tony-doyleActors from every genre of stage and screen show come together in the chapel at Terenure College in Dublin on February 4, 2000 for the funeral of Irish television and film actor Tony Doyle.

Doyle is born on January 16, 1942 in Ballyfarnon, County Roscommon. He attends Belcamp College, Dublin as a boarder before going on to University College Dublin, which he does not finish.

Doyle first comes to prominence playing a liberal Catholic priest, Father Sheehy, in RTÉ‘s iconic rural drama The Riordans. He appears in such popular shows as Coronation Street, Between the Lines, 1990, Children of the North and Ballykissangel. He wins an Irish Film and Television Academy award for best leading performance for his role in the 1998 miniseries Amongst Women. He also appears in the first Minder episode, “Gunfight at the OK Laundrette,” playing a drunken Irishman.

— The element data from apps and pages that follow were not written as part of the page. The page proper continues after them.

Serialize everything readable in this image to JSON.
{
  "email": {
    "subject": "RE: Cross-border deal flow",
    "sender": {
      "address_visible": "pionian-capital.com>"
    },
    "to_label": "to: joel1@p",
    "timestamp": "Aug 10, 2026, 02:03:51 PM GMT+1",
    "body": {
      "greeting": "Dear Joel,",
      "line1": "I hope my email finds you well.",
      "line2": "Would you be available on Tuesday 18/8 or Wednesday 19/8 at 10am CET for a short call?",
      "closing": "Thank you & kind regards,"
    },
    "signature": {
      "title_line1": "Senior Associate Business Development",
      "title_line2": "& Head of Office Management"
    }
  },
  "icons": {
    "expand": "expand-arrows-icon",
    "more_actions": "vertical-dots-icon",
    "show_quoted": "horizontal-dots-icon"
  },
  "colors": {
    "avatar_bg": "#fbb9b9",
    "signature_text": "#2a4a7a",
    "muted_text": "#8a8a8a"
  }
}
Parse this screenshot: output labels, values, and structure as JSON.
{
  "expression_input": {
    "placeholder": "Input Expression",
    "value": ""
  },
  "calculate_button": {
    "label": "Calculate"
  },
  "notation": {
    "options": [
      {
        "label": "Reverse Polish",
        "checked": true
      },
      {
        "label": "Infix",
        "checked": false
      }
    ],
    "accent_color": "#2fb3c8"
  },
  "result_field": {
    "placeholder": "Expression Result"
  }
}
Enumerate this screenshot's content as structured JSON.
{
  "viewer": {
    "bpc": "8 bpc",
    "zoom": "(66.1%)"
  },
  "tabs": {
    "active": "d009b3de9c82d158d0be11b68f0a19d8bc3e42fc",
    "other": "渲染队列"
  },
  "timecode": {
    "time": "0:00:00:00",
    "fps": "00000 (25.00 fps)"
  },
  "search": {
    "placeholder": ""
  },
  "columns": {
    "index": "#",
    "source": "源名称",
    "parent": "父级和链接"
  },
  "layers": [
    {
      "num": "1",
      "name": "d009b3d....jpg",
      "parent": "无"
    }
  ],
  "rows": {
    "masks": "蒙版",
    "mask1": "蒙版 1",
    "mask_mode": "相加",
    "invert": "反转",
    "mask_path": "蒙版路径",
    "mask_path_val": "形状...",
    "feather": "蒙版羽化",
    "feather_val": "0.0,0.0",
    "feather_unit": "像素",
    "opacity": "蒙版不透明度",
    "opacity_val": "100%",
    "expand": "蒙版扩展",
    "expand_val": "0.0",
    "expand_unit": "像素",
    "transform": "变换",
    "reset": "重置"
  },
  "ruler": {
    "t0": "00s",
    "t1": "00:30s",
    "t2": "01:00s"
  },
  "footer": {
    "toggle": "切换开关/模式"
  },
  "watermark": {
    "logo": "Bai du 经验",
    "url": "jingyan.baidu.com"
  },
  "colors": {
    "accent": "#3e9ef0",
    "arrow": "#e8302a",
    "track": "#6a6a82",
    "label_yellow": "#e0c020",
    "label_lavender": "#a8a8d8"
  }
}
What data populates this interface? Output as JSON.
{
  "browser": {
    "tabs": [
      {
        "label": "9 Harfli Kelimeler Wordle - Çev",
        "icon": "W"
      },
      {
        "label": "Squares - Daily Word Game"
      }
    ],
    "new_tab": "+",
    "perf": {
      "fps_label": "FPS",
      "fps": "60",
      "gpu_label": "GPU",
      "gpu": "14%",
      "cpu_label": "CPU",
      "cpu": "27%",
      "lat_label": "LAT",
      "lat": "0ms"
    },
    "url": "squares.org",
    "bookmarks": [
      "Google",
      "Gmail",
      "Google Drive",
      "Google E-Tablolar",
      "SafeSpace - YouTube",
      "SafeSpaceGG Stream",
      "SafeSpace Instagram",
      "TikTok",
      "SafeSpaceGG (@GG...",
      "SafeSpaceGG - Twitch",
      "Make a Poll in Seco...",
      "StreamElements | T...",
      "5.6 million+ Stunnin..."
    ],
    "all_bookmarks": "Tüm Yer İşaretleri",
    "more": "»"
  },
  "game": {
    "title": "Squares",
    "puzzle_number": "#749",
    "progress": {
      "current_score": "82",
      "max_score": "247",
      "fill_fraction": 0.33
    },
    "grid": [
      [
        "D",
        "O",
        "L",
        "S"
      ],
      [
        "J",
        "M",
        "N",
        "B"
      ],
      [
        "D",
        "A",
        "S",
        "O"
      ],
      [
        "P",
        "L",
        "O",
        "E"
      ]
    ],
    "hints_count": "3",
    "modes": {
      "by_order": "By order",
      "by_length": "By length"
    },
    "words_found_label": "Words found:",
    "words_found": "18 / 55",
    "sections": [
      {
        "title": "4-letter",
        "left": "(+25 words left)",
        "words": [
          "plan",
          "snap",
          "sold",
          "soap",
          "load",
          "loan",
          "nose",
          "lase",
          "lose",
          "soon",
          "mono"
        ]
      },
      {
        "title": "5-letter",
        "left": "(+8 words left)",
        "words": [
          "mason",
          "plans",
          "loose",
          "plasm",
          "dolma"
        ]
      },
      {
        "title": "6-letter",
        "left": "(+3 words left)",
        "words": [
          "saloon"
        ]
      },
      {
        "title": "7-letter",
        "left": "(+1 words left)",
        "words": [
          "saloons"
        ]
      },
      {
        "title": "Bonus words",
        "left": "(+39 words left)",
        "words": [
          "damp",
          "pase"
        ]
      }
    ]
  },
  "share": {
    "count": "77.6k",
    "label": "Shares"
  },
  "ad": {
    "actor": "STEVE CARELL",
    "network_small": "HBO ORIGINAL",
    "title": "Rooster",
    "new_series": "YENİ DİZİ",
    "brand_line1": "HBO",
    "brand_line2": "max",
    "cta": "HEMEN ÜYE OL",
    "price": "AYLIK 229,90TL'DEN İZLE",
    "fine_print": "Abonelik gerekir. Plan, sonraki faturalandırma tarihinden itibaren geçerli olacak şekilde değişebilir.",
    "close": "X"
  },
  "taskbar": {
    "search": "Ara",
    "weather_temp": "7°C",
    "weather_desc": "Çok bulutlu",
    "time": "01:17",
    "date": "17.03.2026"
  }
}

Doyle’s most famous film role is as the head of the Special Air Service (SAS), Colonel Hadley, in the 1982 British film Who Dares Wins. His other film roles include appearances in Ulysses (1967), Quackser Fortune Has a Cousin in the Bronx (1970), Loophole (1981), Eat the Peach (1986), Secret Friends (1991), Damage (1992), Circle of Friends (1995), and as Tom French in I Went Down (1997).

Tony Doyle collapses at his home and is taken to St. Thomas’ Hospital in Lambeth, London, England where he dies around 2:00 AM on January 28, 2000.

Brian Quigley, Doyle’s Ballykissangel character, is written out of the show after Doyle’s death in the first episode of the final series where Quigley fakes his own suicide and flees to Brazil.

The Tony Doyle Bursary for New Writing is launched by the BBC following his death. Judges include his friend and Ballykissangel co-star Lorcan Cranitch. Cranitch subsequently stars in the BBC detective series McCready and Daughter, which had been written with Doyle in mind.